■ TASK ITEM: Whenever "label" appears in a line, please copy that line from the data.

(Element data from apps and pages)

[Start of section]

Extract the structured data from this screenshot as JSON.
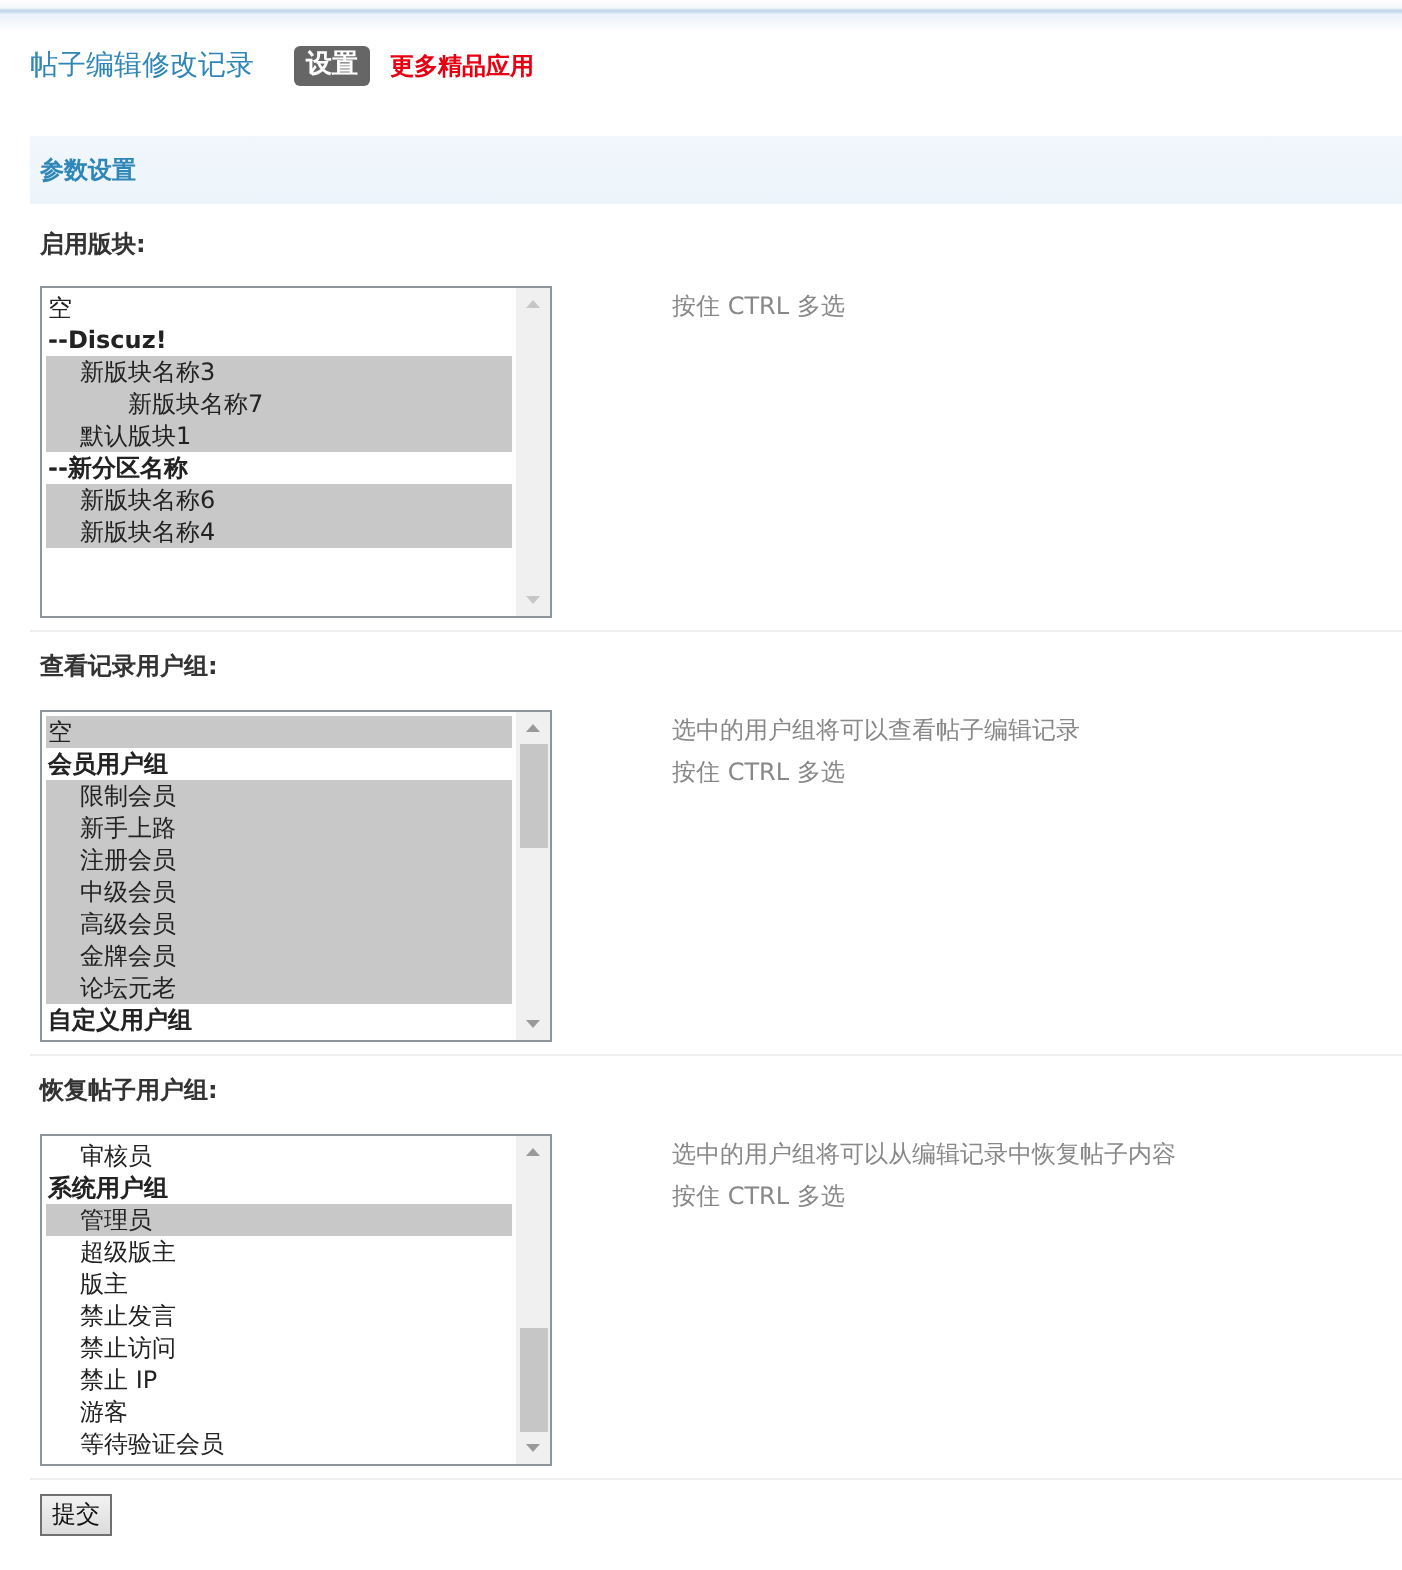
{
  "header": {
    "title": "帖子编辑修改记录",
    "tabs": [
      {
        "label": "设置",
        "selected": true
      }
    ],
    "link": "更多精品应用"
  },
  "section": {
    "title": "参数设置"
  },
  "settings": [
    {
      "label": "启用版块:",
      "options": [
        {
          "kind": "option",
          "text": "空",
          "selected": false
        },
        {
          "kind": "group",
          "text": "--Discuz!",
          "children": [
            {
              "kind": "option",
              "text": "新版块名称3",
              "selected": true,
              "children": [
                {
                  "kind": "option",
                  "text": "新版块名称7",
                  "selected": true
                }
              ]
            },
            {
              "kind": "option",
              "text": "默认版块1",
              "selected": true
            }
          ]
        },
        {
          "kind": "group",
          "text": "--新分区名称",
          "children": [
            {
              "kind": "option",
              "text": "新版块名称6",
              "selected": true
            },
            {
              "kind": "option",
              "text": "新版块名称4",
              "selected": true
            }
          ]
        }
      ],
      "hints": [
        "按住 CTRL 多选"
      ]
    },
    {
      "label": "查看记录用户组:",
      "options": [
        {
          "kind": "option",
          "text": "空",
          "selected": true
        },
        {
          "kind": "group",
          "text": "会员用户组",
          "children": [
            {
              "kind": "option",
              "text": "限制会员",
              "selected": true
            },
            {
              "kind": "option",
              "text": "新手上路",
              "selected": true
            },
            {
              "kind": "option",
              "text": "注册会员",
              "selected": true
            },
            {
              "kind": "option",
              "text": "中级会员",
              "selected": true
            },
            {
              "kind": "option",
              "text": "高级会员",
              "selected": true
            },
            {
              "kind": "option",
              "text": "金牌会员",
              "selected": true
            },
            {
              "kind": "option",
              "text": "论坛元老",
              "selected": true
            }
          ]
        },
        {
          "kind": "group",
          "text": "自定义用户组"
        }
      ],
      "hints": [
        "选中的用户组将可以查看帖子编辑记录",
        "按住 CTRL 多选"
      ]
    },
    {
      "label": "恢复帖子用户组:",
      "options": [
        {
          "kind": "group",
          "children": [
            {
              "kind": "option",
              "text": "审核员",
              "selected": false
            }
          ]
        },
        {
          "kind": "group",
          "text": "系统用户组",
          "children": [
            {
              "kind": "option",
              "text": "管理员",
              "selected": true
            },
            {
              "kind": "option",
              "text": "超级版主",
              "selected": false
            },
            {
              "kind": "option",
              "text": "版主",
              "selected": false
            },
            {
              "kind": "option",
              "text": "禁止发言",
              "selected": false
            },
            {
              "kind": "option",
              "text": "禁止访问",
              "selected": false
            },
            {
              "kind": "option",
              "text": "禁止 IP",
              "selected": false
            },
            {
              "kind": "option",
              "text": "游客",
              "selected": false
            },
            {
              "kind": "option",
              "text": "等待验证会员",
              "selected": false
            }
          ]
        }
      ],
      "hints": [
        "选中的用户组将可以从编辑记录中恢复帖子内容",
        "按住 CTRL 多选"
      ]
    }
  ],
  "submit": {
    "label": "提交"
  }
}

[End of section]

■ PROBLEM SOLUTION:
        "label": "设置",
      "label": "启用版块:",
      "label": "查看记录用户组:",
      "label": "恢复帖子用户组:",
    "label": "提交"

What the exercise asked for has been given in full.